Crusius said Justice would have no insight into those details, which could cause bigger problems for agencies.
Ways to improve S&D
The suspension and debarment process is far from perfect, experts say.
Barbara Kinosky, the managing partner of Centre Law and Consulting, said agencies too often go after small businesses because they have fewer resources to fight back.
She said the senators correctly pointed out that cases against companies like Balfour Beatty or Schneider Electric are much more difficult to win than those against small businesses.
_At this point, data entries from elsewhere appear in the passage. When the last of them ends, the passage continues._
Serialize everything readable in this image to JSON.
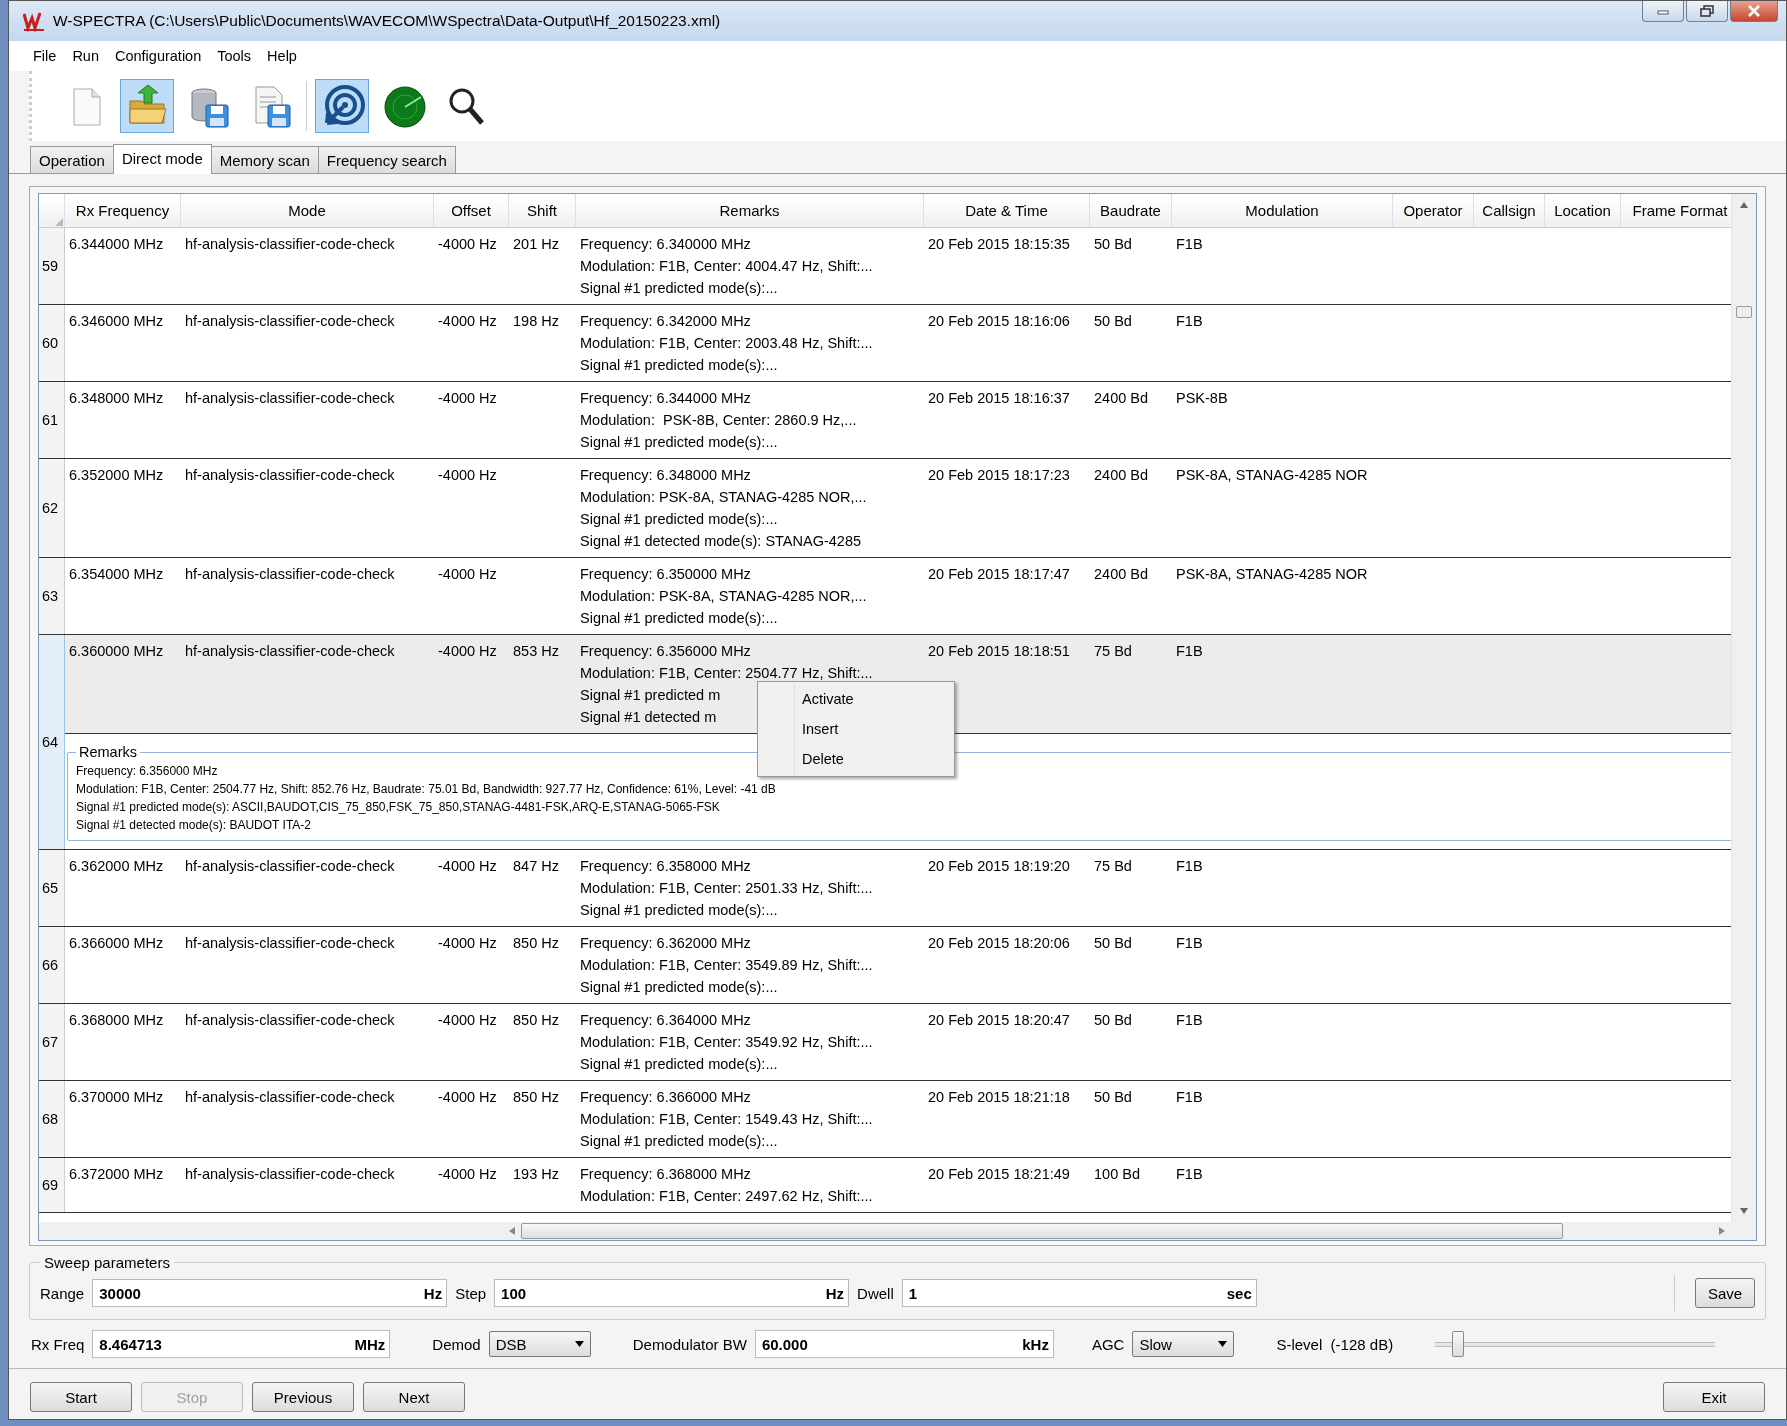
{
  "window": {
    "title": "W-SPECTRA (C:\\Users\\Public\\Documents\\WAVECOM\\WSpectra\\Data-Output\\Hf_20150223.xml)"
  },
  "menu": [
    "File",
    "Run",
    "Configuration",
    "Tools",
    "Help"
  ],
  "toolbar": [
    {
      "kind": "new",
      "pressed": false
    },
    {
      "kind": "open",
      "pressed": true
    },
    {
      "kind": "save-db",
      "pressed": false
    },
    {
      "kind": "save-doc",
      "pressed": false
    },
    {
      "kind": "separator"
    },
    {
      "kind": "target",
      "pressed": true
    },
    {
      "kind": "radar",
      "pressed": false
    },
    {
      "kind": "search",
      "pressed": false
    }
  ],
  "tabs": [
    {
      "label": "Operation",
      "selected": false
    },
    {
      "label": "Direct mode",
      "selected": true
    },
    {
      "label": "Memory scan",
      "selected": false
    },
    {
      "label": "Frequency search",
      "selected": false
    }
  ],
  "table": {
    "columns": [
      "Rx Frequency",
      "Mode",
      "Offset",
      "Shift",
      "Remarks",
      "Date & Time",
      "Baudrate",
      "Modulation",
      "Operator",
      "Callsign",
      "Location",
      "Frame Format"
    ],
    "rows": [
      {
        "number": "59",
        "selected": false,
        "rx_frequency": "6.344000 MHz",
        "mode": "hf-analysis-classifier-code-check",
        "offset": "-4000 Hz",
        "shift": "201 Hz",
        "remarks": [
          "Frequency: 6.340000 MHz",
          "Modulation: F1B, Center: 4004.47 Hz, Shift:...",
          "Signal #1 predicted mode(s):..."
        ],
        "date_time": "20 Feb 2015 18:15:35",
        "baudrate": "50 Bd",
        "modulation": "F1B"
      },
      {
        "number": "60",
        "selected": false,
        "rx_frequency": "6.346000 MHz",
        "mode": "hf-analysis-classifier-code-check",
        "offset": "-4000 Hz",
        "shift": "198 Hz",
        "remarks": [
          "Frequency: 6.342000 MHz",
          "Modulation: F1B, Center: 2003.48 Hz, Shift:...",
          "Signal #1 predicted mode(s):..."
        ],
        "date_time": "20 Feb 2015 18:16:06",
        "baudrate": "50 Bd",
        "modulation": "F1B"
      },
      {
        "number": "61",
        "selected": false,
        "rx_frequency": "6.348000 MHz",
        "mode": "hf-analysis-classifier-code-check",
        "offset": "-4000 Hz",
        "remarks": [
          "Frequency: 6.344000 MHz",
          "Modulation:  PSK-8B, Center: 2860.9 Hz,...",
          "Signal #1 predicted mode(s):..."
        ],
        "date_time": "20 Feb 2015 18:16:37",
        "baudrate": "2400 Bd",
        "modulation": " PSK-8B"
      },
      {
        "number": "62",
        "selected": false,
        "rx_frequency": "6.352000 MHz",
        "mode": "hf-analysis-classifier-code-check",
        "offset": "-4000 Hz",
        "remarks": [
          "Frequency: 6.348000 MHz",
          "Modulation: PSK-8A, STANAG-4285 NOR,...",
          "Signal #1 predicted mode(s):...",
          "Signal #1 detected mode(s): STANAG-4285"
        ],
        "date_time": "20 Feb 2015 18:17:23",
        "baudrate": "2400 Bd",
        "modulation": "PSK-8A, STANAG-4285 NOR"
      },
      {
        "number": "63",
        "selected": false,
        "rx_frequency": "6.354000 MHz",
        "mode": "hf-analysis-classifier-code-check",
        "offset": "-4000 Hz",
        "remarks": [
          "Frequency: 6.350000 MHz",
          "Modulation: PSK-8A, STANAG-4285 NOR,...",
          "Signal #1 predicted mode(s):..."
        ],
        "date_time": "20 Feb 2015 18:17:47",
        "baudrate": "2400 Bd",
        "modulation": "PSK-8A, STANAG-4285 NOR"
      },
      {
        "number": "64",
        "selected": true,
        "rx_frequency": "6.360000 MHz",
        "mode": "hf-analysis-classifier-code-check",
        "offset": "-4000 Hz",
        "shift": "853 Hz",
        "remarks": [
          "Frequency: 6.356000 MHz",
          "Modulation: F1B, Center: 2504.77 Hz, Shift:...",
          "Signal #1 predicted m",
          "Signal #1 detected m"
        ],
        "date_time": "20 Feb 2015 18:18:51",
        "baudrate": "75 Bd",
        "modulation": "F1B",
        "details": {
          "title": "Remarks",
          "lines": [
            "Frequency: 6.356000 MHz",
            "Modulation: F1B, Center: 2504.77 Hz, Shift: 852.76 Hz, Baudrate: 75.01 Bd, Bandwidth: 927.77 Hz, Confidence: 61%, Level: -41 dB",
            "Signal #1 predicted mode(s): ASCII,BAUDOT,CIS_75_850,FSK_75_850,STANAG-4481-FSK,ARQ-E,STANAG-5065-FSK",
            "Signal #1 detected mode(s): BAUDOT ITA-2"
          ]
        }
      },
      {
        "number": "65",
        "selected": false,
        "rx_frequency": "6.362000 MHz",
        "mode": "hf-analysis-classifier-code-check",
        "offset": "-4000 Hz",
        "shift": "847 Hz",
        "remarks": [
          "Frequency: 6.358000 MHz",
          "Modulation: F1B, Center: 2501.33 Hz, Shift:...",
          "Signal #1 predicted mode(s):..."
        ],
        "date_time": "20 Feb 2015 18:19:20",
        "baudrate": "75 Bd",
        "modulation": "F1B"
      },
      {
        "number": "66",
        "selected": false,
        "rx_frequency": "6.366000 MHz",
        "mode": "hf-analysis-classifier-code-check",
        "offset": "-4000 Hz",
        "shift": "850 Hz",
        "remarks": [
          "Frequency: 6.362000 MHz",
          "Modulation: F1B, Center: 3549.89 Hz, Shift:...",
          "Signal #1 predicted mode(s):..."
        ],
        "date_time": "20 Feb 2015 18:20:06",
        "baudrate": "50 Bd",
        "modulation": "F1B"
      },
      {
        "number": "67",
        "selected": false,
        "rx_frequency": "6.368000 MHz",
        "mode": "hf-analysis-classifier-code-check",
        "offset": "-4000 Hz",
        "shift": "850 Hz",
        "remarks": [
          "Frequency: 6.364000 MHz",
          "Modulation: F1B, Center: 3549.92 Hz, Shift:...",
          "Signal #1 predicted mode(s):..."
        ],
        "date_time": "20 Feb 2015 18:20:47",
        "baudrate": "50 Bd",
        "modulation": "F1B"
      },
      {
        "number": "68",
        "selected": false,
        "rx_frequency": "6.370000 MHz",
        "mode": "hf-analysis-classifier-code-check",
        "offset": "-4000 Hz",
        "shift": "850 Hz",
        "remarks": [
          "Frequency: 6.366000 MHz",
          "Modulation: F1B, Center: 1549.43 Hz, Shift:...",
          "Signal #1 predicted mode(s):..."
        ],
        "date_time": "20 Feb 2015 18:21:18",
        "baudrate": "50 Bd",
        "modulation": "F1B"
      },
      {
        "number": "69",
        "selected": false,
        "rx_frequency": "6.372000 MHz",
        "mode": "hf-analysis-classifier-code-check",
        "offset": "-4000 Hz",
        "shift": "193 Hz",
        "remarks": [
          "Frequency: 6.368000 MHz",
          "Modulation: F1B, Center: 2497.62 Hz, Shift:..."
        ],
        "date_time": "20 Feb 2015 18:21:49",
        "baudrate": "100 Bd",
        "modulation": "F1B"
      }
    ]
  },
  "context_menu": [
    "Activate",
    "Insert",
    "Delete"
  ],
  "sweep_parameters": {
    "title": "Sweep parameters",
    "fields": [
      {
        "label": "Range",
        "value": "30000",
        "unit": "Hz"
      },
      {
        "label": "Step",
        "value": "100",
        "unit": "Hz"
      },
      {
        "label": "Dwell",
        "value": "1",
        "unit": "sec"
      }
    ],
    "button": "Save"
  },
  "receiver": {
    "rx_freq": {
      "label": "Rx Freq",
      "value": "8.464713",
      "unit": "MHz"
    },
    "demod": {
      "label": "Demod",
      "value": "DSB"
    },
    "demod_bw": {
      "label": "Demodulator BW",
      "value": "60.000",
      "unit": "kHz"
    },
    "agc": {
      "label": "AGC",
      "value": "Slow"
    },
    "s_level": {
      "label": "S-level  (-128 dB)",
      "level": 0.08
    }
  },
  "buttons": [
    {
      "label": "Start",
      "disabled": false
    },
    {
      "label": "Stop",
      "disabled": true
    },
    {
      "label": "Previous",
      "disabled": false
    },
    {
      "label": "Next",
      "disabled": false
    },
    {
      "label": "Exit",
      "disabled": false
    }
  ]
}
“I have been retained, as an expert witness, in several matters that involve False Claims Act issues and suspension or debarment. I have noticed from my experience that DOJ appears to prefer proceedings against small businesses who do not have the legal budget to hire platoons of attorneys,” she said. “I suspect that Balfour Beatty has the luxury of having lobbyists on Capitol Hill, something most small businesses do not have. And let’s add to the mix, how difficult it would be for the military to find another contractor for badly needed housing. On the record it appears that Balfour, a repeat offender, should be debarred. And so should Avanos Medical who put medical lives at risk. But Avanos just reported operating profit of $46 million. So I ask the question, who is the easier target?”
Burton said if there was one area where DoJ could be more helpful around suspension and debarment, it would be how they share information with agencies.
He said there are cases where agencies need to take protective action and issue a suspension but can’t because DoJ prosecutors will not share information during an investigation.
“It’s important to understand that the idea of ‘adequate evidence’ is a low bar. DoJ doesn’t have to show everything, but some things would be incredibly helpful while not compromising an investigation,” Burton said. “The senators make a good point that there could be more activity in this whole area in respect to protecting the government. The numbers are rather surprisingly low, especially in view of problems we’ve seen with fraud regarding grant money through the American Rescue Plan Act. Agencies have been overly cautious and maybe in some instances S&D could be used more widely to protect government.”